Exercise » Return all the entries exactly. No pictures.

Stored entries
Segment Open

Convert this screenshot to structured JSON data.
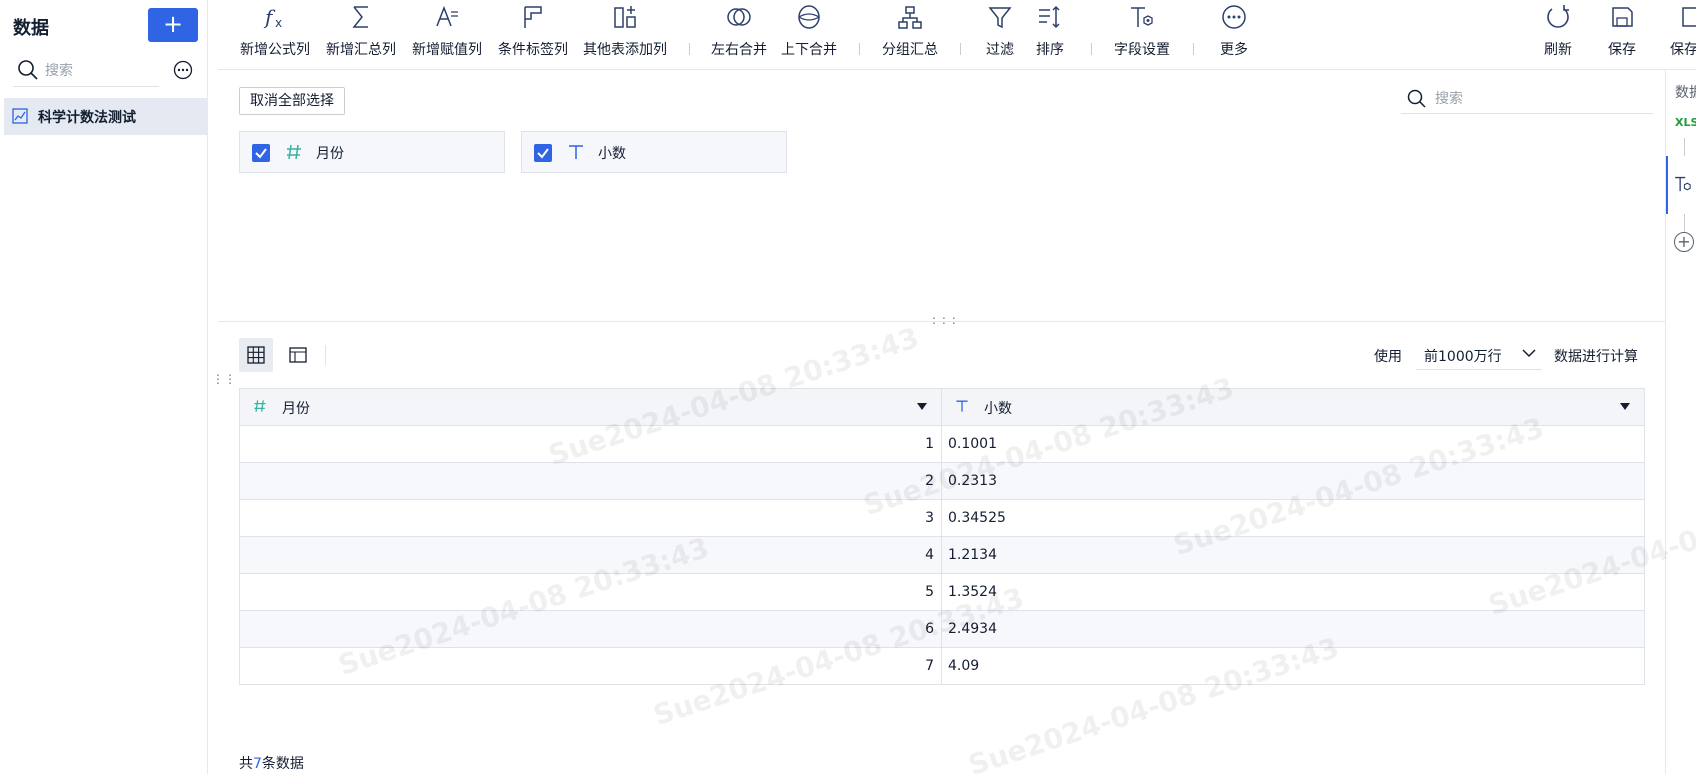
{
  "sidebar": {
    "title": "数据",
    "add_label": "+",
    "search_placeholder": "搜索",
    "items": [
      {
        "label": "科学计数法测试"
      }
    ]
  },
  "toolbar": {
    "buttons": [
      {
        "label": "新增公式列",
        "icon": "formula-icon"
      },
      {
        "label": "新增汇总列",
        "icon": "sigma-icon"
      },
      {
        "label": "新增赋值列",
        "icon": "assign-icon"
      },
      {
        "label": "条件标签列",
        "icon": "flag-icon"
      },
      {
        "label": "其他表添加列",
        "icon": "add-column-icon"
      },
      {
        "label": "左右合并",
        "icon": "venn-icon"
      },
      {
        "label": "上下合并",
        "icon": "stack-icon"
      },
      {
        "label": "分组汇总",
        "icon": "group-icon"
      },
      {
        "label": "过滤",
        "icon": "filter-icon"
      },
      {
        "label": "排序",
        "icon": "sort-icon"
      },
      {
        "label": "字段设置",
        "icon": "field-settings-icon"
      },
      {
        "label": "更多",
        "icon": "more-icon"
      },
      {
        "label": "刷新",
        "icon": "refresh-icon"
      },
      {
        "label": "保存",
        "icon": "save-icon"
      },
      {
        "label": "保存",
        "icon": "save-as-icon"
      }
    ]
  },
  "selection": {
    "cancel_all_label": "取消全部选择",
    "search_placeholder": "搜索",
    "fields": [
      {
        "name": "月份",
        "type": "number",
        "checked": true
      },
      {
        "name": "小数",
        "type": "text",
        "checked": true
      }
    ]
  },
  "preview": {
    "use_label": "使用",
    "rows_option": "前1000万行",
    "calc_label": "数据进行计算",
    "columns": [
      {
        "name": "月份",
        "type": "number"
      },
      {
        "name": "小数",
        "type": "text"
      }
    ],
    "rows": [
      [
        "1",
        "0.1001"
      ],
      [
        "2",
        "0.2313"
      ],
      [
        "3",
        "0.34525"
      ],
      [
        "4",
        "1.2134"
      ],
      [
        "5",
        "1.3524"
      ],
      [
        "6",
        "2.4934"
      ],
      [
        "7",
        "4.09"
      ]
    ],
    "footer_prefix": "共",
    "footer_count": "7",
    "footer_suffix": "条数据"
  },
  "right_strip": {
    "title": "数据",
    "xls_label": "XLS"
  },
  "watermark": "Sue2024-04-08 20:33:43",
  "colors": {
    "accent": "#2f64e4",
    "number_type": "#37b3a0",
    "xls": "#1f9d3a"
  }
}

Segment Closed

Completed task »
Convert this screenshot to structured JSON data.
{
  "sidebar": {
    "title": "数据",
    "add_label": "+",
    "search_placeholder": "搜索",
    "items": [
      {
        "label": "科学计数法测试"
      }
    ]
  },
  "toolbar": {
    "buttons": [
      {
        "label": "新增公式列",
        "icon": "formula-icon"
      },
      {
        "label": "新增汇总列",
        "icon": "sigma-icon"
      },
      {
        "label": "新增赋值列",
        "icon": "assign-icon"
      },
      {
        "label": "条件标签列",
        "icon": "flag-icon"
      },
      {
        "label": "其他表添加列",
        "icon": "add-column-icon"
      },
      {
        "label": "左右合并",
        "icon": "venn-icon"
      },
      {
        "label": "上下合并",
        "icon": "stack-icon"
      },
      {
        "label": "分组汇总",
        "icon": "group-icon"
      },
      {
        "label": "过滤",
        "icon": "filter-icon"
      },
      {
        "label": "排序",
        "icon": "sort-icon"
      },
      {
        "label": "字段设置",
        "icon": "field-settings-icon"
      },
      {
        "label": "更多",
        "icon": "more-icon"
      },
      {
        "label": "刷新",
        "icon": "refresh-icon"
      },
      {
        "label": "保存",
        "icon": "save-icon"
      },
      {
        "label": "保存",
        "icon": "save-as-icon"
      }
    ]
  },
  "selection": {
    "cancel_all_label": "取消全部选择",
    "search_placeholder": "搜索",
    "fields": [
      {
        "name": "月份",
        "type": "number",
        "checked": true
      },
      {
        "name": "小数",
        "type": "text",
        "checked": true
      }
    ]
  },
  "preview": {
    "use_label": "使用",
    "rows_option": "前1000万行",
    "calc_label": "数据进行计算",
    "columns": [
      {
        "name": "月份",
        "type": "number"
      },
      {
        "name": "小数",
        "type": "text"
      }
    ],
    "rows": [
      [
        "1",
        "0.1001"
      ],
      [
        "2",
        "0.2313"
      ],
      [
        "3",
        "0.34525"
      ],
      [
        "4",
        "1.2134"
      ],
      [
        "5",
        "1.3524"
      ],
      [
        "6",
        "2.4934"
      ],
      [
        "7",
        "4.09"
      ]
    ],
    "footer_prefix": "共",
    "footer_count": "7",
    "footer_suffix": "条数据"
  },
  "right_strip": {
    "title": "数据",
    "xls_label": "XLS"
  },
  "watermark": "Sue2024-04-08 20:33:43",
  "colors": {
    "accent": "#2f64e4",
    "number_type": "#37b3a0",
    "xls": "#1f9d3a"
  }
}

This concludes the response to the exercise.